The blue Rolls-Royce Silver Wraith II from 1980 with Jack Barclay body, V8, 6750 cc, max. speed 225 km/h
The Silver Wraith was the first post-war Rolls-Royce. It was made from 1946 to 1958 as only a chassis at the company’s Crewe factory, its former Merlin engine plant, alongside the shorter Bentley Mark VI. The Bentley was also available as a chassis for coachbuilders, but for the first time could be bought with a Rolls-Royce built Standard Steel body.

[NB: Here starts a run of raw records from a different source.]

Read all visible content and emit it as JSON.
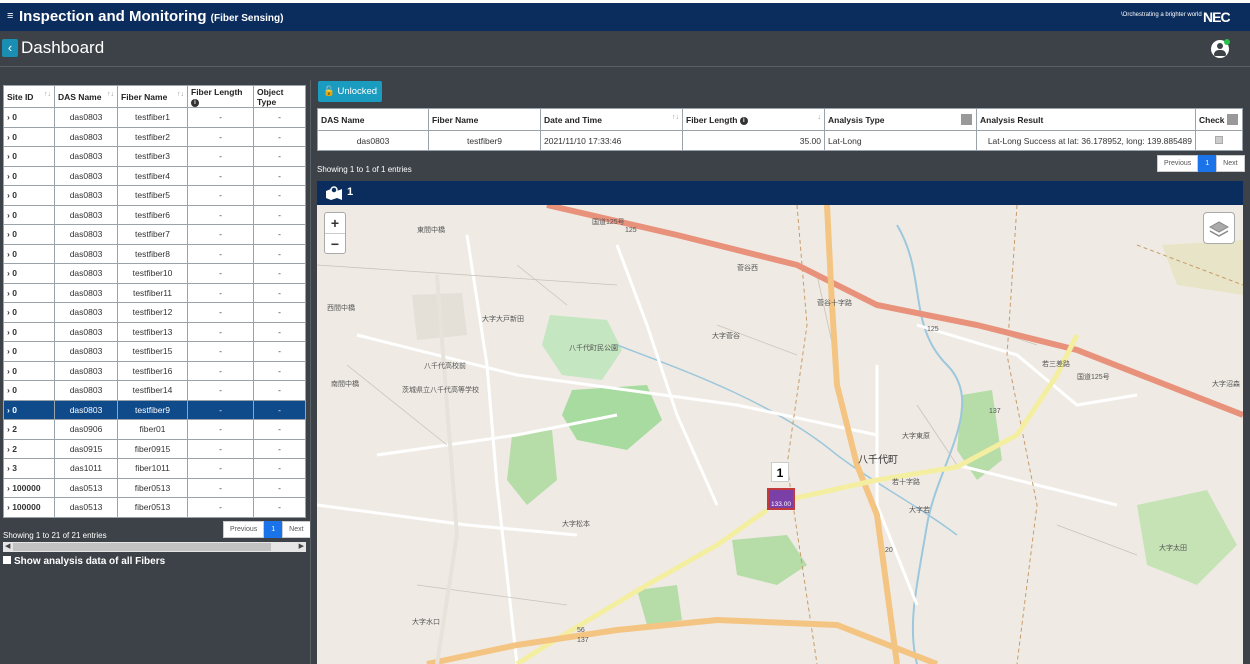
{
  "topbar": {
    "menu_icon": "≡",
    "title": "Inspection and Monitoring",
    "subtitle": "(Fiber Sensing)",
    "tagline": "\\Orchestrating a brighter world",
    "logo": "NEC"
  },
  "header": {
    "back_icon": "‹",
    "title": "Dashboard"
  },
  "left_table": {
    "columns": [
      "Site ID",
      "DAS Name",
      "Fiber Name",
      "Fiber Length",
      "Object Type"
    ],
    "rows": [
      [
        "0",
        "das0803",
        "testfiber1",
        "-",
        "-"
      ],
      [
        "0",
        "das0803",
        "testfiber2",
        "-",
        "-"
      ],
      [
        "0",
        "das0803",
        "testfiber3",
        "-",
        "-"
      ],
      [
        "0",
        "das0803",
        "testfiber4",
        "-",
        "-"
      ],
      [
        "0",
        "das0803",
        "testfiber5",
        "-",
        "-"
      ],
      [
        "0",
        "das0803",
        "testfiber6",
        "-",
        "-"
      ],
      [
        "0",
        "das0803",
        "testfiber7",
        "-",
        "-"
      ],
      [
        "0",
        "das0803",
        "testfiber8",
        "-",
        "-"
      ],
      [
        "0",
        "das0803",
        "testfiber10",
        "-",
        "-"
      ],
      [
        "0",
        "das0803",
        "testfiber11",
        "-",
        "-"
      ],
      [
        "0",
        "das0803",
        "testfiber12",
        "-",
        "-"
      ],
      [
        "0",
        "das0803",
        "testfiber13",
        "-",
        "-"
      ],
      [
        "0",
        "das0803",
        "testfiber15",
        "-",
        "-"
      ],
      [
        "0",
        "das0803",
        "testfiber16",
        "-",
        "-"
      ],
      [
        "0",
        "das0803",
        "testfiber14",
        "-",
        "-"
      ],
      [
        "0",
        "das0803",
        "testfiber9",
        "-",
        "-"
      ],
      [
        "2",
        "das0906",
        "fiber01",
        "-",
        "-"
      ],
      [
        "2",
        "das0915",
        "fiber0915",
        "-",
        "-"
      ],
      [
        "3",
        "das1011",
        "fiber1011",
        "-",
        "-"
      ],
      [
        "100000",
        "das0513",
        "fiber0513",
        "-",
        "-"
      ],
      [
        "100000",
        "das0513",
        "fiber0513",
        "-",
        "-"
      ]
    ],
    "selected_row": 15,
    "info": "Showing 1 to 21 of 21 entries",
    "pager": {
      "prev": "Previous",
      "page": "1",
      "next": "Next"
    },
    "show_all_label": "Show analysis data of all Fibers"
  },
  "right": {
    "unlock_label": "Unlocked",
    "columns": [
      "DAS Name",
      "Fiber Name",
      "Date and Time",
      "Fiber Length",
      "Analysis Type",
      "Analysis Result",
      "Check"
    ],
    "row": [
      "das0803",
      "testfiber9",
      "2021/11/10 17:33:46",
      "35.00",
      "Lat-Long",
      "Lat-Long Success at lat: 36.178952, long: 139.885489"
    ],
    "info": "Showing 1 to 1 of 1 entries",
    "pager": {
      "prev": "Previous",
      "page": "1",
      "next": "Next"
    }
  },
  "map": {
    "title_count": "1",
    "zoom_in": "+",
    "zoom_out": "−",
    "marker_count": "1",
    "marker_label": "133.00",
    "labels": [
      "国道125号",
      "125",
      "東間中橋",
      "西間中橋",
      "大字大戸新田",
      "八千代町民公園",
      "八千代高校前",
      "茨城県立八千代高等学校",
      "南間中橋",
      "八千代町",
      "大字東原",
      "若十字路",
      "大字若",
      "大字松本",
      "大字太田",
      "大字水口",
      "国道125号",
      "大字沼森",
      "125",
      "20",
      "56",
      "137",
      "137",
      "大字菅谷",
      "菅谷西",
      "菅谷十字路",
      "若三差路"
    ]
  },
  "colors": {
    "header": "#0b2d5e",
    "accent": "#1a9bc0",
    "selected": "#0f4a8a"
  }
}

It was announced by Rolls-Royce in April 1946 as the 25/30 hp replacement for the 1939 Wraith in what had been their 20 hp and 20/25 hp market sector, that is to say Rolls-Royce’s smaller car. The size was chosen to be in keeping with the mood of post-war austerity. Even very limited production of the chassis of the larger car, the Phantom IV, was not resumed until 1950 and then, officially, only for Heads of State.

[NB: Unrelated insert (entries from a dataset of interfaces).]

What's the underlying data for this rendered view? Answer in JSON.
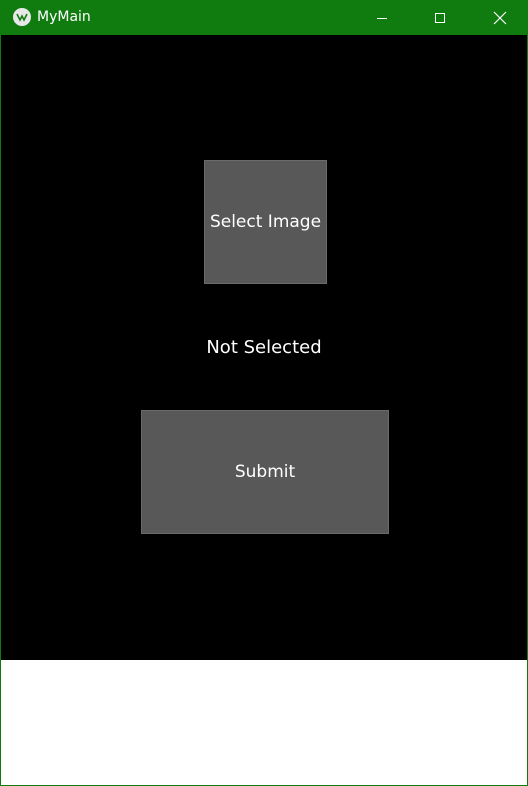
{
  "window": {
    "title": "MyMain",
    "titlebar_color": "#107c10",
    "icons": {
      "app": "kivy-app-icon",
      "minimize": "minimize-icon",
      "maximize": "maximize-icon",
      "close": "close-icon"
    }
  },
  "main": {
    "background": "#000000",
    "select_image_label": "Select Image",
    "status_text": "Not Selected",
    "submit_label": "Submit",
    "button_color": "#585858"
  }
}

Improvements announced were: chromium-plated cylinder bores for the engine; a new more rigid chassis frame to go with new independent front suspension; and a new synchromesh gearbox. Chassis lubrication was now centralised.